The Howard County Bar Association held a virtual town hall meeting on May 6, 2020, during which Circuit Court Administrative Judge William Tucker and District Court Administrative Judge Pamila Brown discussed the current operating procedures in Howard County courts as well as how the courts are preparing to reopen.

Peace/Protective Orders The district court is handling all peace/protective orders remotely. Judge Brown stated that the court commissioner is issuing interim orders that include a date for a final hearing. District court judges review the commissioners’ orders to decide whether the allegations warrant having a final hearing while courthouses are closed, or continuing the hearing. The relevant factors include whether the party is requesting an order to vacate home, a granting of child custody, or if the respondent has firearms. If a respondent has been arrested, the district court will try to set a final protective order hearing the following week.

Judge Tucker indicated that the circuit court is not issuing any new or initial protective orders at this time; they have to come from the commissioner or district court, or be an appeal. If the allegations do not constitute an emergency, the petitioner will receive a hearing date after June 8, 2020. The Court has taken some cases that were transferred from district court if part of a pending domestic case; those cases are set in for a hearing relatively quickly. All domestic violence cases before the circuit court have been heard in person.

Virtual Evidence and Testimony Because Howard County uses MDEC, evidence should be scanned and placed into the appropriate court file. The courts are providing pro se litigants the courthouse fax number to submit evidence; the clerk then scans and put the documents into MDEC. The evidentiary process takes place before admission into the record. Counsel and parties are urged to submit documents earlier rather than later to avoid a delay in a document being downloaded and placed into the court file. The judges urged counsel to email the court to notify them of any day-of submissions.
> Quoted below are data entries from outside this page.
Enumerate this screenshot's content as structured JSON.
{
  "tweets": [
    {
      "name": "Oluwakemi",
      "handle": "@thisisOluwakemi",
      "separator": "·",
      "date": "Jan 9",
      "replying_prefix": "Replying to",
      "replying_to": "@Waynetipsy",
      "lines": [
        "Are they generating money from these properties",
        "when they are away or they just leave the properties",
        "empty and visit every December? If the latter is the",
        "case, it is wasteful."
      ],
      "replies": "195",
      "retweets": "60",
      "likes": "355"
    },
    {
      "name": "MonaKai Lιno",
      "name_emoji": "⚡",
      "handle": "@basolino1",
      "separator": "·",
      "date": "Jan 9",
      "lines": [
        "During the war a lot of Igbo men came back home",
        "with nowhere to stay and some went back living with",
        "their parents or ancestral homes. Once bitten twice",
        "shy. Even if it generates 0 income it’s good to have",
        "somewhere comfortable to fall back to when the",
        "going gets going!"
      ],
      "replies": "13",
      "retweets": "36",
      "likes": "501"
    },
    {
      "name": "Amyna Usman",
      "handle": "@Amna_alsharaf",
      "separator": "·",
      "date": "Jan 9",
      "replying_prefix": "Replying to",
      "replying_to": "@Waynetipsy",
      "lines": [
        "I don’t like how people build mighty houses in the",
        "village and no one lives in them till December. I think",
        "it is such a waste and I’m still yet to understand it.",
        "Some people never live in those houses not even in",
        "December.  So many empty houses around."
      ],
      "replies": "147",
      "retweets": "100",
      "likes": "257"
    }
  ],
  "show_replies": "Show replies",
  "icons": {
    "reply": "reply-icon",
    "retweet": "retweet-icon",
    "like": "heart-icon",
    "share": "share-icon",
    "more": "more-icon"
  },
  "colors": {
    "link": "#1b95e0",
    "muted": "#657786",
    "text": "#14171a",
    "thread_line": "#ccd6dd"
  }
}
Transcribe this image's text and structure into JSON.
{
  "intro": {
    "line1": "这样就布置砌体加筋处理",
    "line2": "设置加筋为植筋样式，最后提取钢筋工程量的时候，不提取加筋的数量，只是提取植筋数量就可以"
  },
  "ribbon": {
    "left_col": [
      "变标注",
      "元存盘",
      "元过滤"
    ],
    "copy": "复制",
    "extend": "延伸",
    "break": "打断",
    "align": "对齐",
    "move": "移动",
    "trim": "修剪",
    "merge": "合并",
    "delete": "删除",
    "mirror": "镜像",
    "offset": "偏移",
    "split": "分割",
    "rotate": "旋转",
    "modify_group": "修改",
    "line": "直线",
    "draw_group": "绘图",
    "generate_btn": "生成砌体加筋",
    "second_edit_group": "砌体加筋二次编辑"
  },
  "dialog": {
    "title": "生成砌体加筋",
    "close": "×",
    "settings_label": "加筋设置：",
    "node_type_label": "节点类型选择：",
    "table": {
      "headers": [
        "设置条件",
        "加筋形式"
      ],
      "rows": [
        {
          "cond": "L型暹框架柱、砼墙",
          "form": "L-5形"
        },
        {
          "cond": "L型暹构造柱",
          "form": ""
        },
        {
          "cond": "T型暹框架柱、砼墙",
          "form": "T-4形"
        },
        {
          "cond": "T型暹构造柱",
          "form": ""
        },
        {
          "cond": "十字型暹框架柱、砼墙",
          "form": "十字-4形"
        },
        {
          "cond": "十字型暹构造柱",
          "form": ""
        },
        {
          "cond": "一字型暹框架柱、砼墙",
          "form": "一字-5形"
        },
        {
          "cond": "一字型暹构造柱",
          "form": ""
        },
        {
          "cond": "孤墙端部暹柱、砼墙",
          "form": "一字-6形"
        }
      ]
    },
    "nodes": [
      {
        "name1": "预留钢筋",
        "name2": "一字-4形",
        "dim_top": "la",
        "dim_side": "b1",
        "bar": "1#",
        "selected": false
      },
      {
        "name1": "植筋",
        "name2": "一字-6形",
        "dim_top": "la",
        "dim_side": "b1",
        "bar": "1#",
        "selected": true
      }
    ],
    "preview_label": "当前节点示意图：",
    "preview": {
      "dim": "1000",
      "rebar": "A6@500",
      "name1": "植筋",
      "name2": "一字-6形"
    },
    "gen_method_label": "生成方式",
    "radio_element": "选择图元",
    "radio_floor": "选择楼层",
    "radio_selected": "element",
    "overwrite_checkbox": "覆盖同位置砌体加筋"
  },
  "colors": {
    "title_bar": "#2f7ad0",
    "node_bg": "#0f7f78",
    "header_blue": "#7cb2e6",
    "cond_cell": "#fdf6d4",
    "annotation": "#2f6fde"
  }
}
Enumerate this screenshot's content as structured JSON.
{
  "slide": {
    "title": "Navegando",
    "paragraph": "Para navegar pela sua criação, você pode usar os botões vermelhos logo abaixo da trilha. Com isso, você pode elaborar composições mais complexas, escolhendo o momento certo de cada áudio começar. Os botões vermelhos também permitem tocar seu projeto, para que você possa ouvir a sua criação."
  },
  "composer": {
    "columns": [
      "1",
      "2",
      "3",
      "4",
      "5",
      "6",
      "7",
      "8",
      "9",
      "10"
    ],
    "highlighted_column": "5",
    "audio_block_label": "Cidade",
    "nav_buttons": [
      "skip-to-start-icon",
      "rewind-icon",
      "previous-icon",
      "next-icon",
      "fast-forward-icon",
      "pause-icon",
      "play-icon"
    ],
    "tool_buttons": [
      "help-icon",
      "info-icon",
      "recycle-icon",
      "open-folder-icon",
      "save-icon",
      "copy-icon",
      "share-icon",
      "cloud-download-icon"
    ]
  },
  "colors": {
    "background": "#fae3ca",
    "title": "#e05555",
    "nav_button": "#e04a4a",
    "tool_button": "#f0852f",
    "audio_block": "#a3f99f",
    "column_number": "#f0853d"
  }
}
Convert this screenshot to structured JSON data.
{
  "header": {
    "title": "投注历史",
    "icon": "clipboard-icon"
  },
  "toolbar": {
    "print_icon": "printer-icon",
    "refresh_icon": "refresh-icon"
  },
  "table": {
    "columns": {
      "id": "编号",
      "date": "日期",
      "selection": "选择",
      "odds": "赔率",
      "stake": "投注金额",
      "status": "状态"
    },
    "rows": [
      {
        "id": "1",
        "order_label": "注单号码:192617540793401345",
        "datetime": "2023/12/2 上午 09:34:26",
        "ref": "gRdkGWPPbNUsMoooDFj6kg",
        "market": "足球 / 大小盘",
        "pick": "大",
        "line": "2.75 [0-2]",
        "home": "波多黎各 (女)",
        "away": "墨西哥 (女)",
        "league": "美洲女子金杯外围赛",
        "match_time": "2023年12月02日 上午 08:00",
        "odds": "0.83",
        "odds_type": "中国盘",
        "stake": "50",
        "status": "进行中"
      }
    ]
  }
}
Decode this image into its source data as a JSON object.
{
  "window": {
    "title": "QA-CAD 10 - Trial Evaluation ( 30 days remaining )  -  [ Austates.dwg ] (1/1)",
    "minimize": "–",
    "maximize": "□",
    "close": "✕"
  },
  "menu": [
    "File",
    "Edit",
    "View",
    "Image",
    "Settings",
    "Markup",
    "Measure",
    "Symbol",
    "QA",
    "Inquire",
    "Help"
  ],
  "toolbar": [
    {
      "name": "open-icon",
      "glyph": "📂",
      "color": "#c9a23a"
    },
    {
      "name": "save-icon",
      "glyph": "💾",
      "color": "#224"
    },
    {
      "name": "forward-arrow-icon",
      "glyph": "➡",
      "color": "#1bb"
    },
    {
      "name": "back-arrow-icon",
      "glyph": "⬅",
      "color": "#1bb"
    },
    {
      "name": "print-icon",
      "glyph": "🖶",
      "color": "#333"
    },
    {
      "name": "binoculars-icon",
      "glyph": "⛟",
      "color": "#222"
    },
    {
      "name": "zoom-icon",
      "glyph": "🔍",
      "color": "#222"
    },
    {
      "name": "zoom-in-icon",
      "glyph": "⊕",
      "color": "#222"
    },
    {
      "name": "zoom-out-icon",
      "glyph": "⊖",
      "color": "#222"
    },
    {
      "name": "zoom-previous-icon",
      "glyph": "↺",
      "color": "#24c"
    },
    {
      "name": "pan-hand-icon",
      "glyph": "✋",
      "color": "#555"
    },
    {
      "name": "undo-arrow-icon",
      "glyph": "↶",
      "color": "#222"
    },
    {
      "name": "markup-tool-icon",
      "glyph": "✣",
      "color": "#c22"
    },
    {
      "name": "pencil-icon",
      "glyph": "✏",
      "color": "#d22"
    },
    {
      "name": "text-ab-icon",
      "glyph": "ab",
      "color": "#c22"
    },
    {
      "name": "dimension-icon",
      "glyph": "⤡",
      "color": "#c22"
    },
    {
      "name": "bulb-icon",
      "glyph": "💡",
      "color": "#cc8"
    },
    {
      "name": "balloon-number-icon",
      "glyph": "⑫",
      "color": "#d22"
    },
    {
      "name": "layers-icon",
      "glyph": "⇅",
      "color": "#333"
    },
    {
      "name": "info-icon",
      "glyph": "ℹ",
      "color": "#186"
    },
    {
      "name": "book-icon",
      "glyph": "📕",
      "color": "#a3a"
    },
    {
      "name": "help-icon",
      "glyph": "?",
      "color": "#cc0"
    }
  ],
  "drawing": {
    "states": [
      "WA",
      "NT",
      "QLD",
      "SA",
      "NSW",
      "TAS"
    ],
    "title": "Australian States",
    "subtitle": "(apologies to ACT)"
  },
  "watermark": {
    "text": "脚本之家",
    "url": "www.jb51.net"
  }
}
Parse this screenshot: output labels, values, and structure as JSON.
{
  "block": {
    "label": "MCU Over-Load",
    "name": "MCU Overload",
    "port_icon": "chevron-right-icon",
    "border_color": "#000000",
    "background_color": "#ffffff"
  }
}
Judge Brown acknowledged that it can be difficult to verify a witness’s identity in a virtual hearing. The district court is only handling domestic orders; in those cases, a security question is given to the petitioner when they ask for relief, and they must provide the security question to the hearing officer before their hearing proceeds. Any witnesses are sworn under penalty of perjury. Judge Tucker noted that the circuit court has not had any witness issues because all of their hearings have been in person.

Time Limits in Remote Hearings There are currently no time limits imposed on remote hearings. Judge Brown indicated that the district court is currently scheduling domestic violence hearings beginning at 10:30 a.m. in 20 minute intervals into the afternoon. There is no method right now for counsel to let the court know in advance if they expect to need more than 20 minutes. Counsel intending to call multiple witnesses should let the court know in advance so that the case can possibly be set later in the day or even on another day.

What Will Happen in June? Four workgroups have convened to address the parameters of reopening the courthouses to the public. The courts will have a sizeable backlog of cases, including hundreds of domestic violence cases set for June. There will likely not be much ability to specially set cases that need a half- or full-day until at least mid-summer. The courts are exploring the use of remote communications even beyond the pandemic.

Jury Trials It remains to be seen whether civil jury trials set for July will be held or postponed. If courts actually open June 8, jury trials would be at least six weeks beyond that. Criminal jury trials will most likely take priority over civil trials. It may be difficult to seat jurors in a time when members of the jury pool may use fear of COVID as a reason to be excused from jury duty.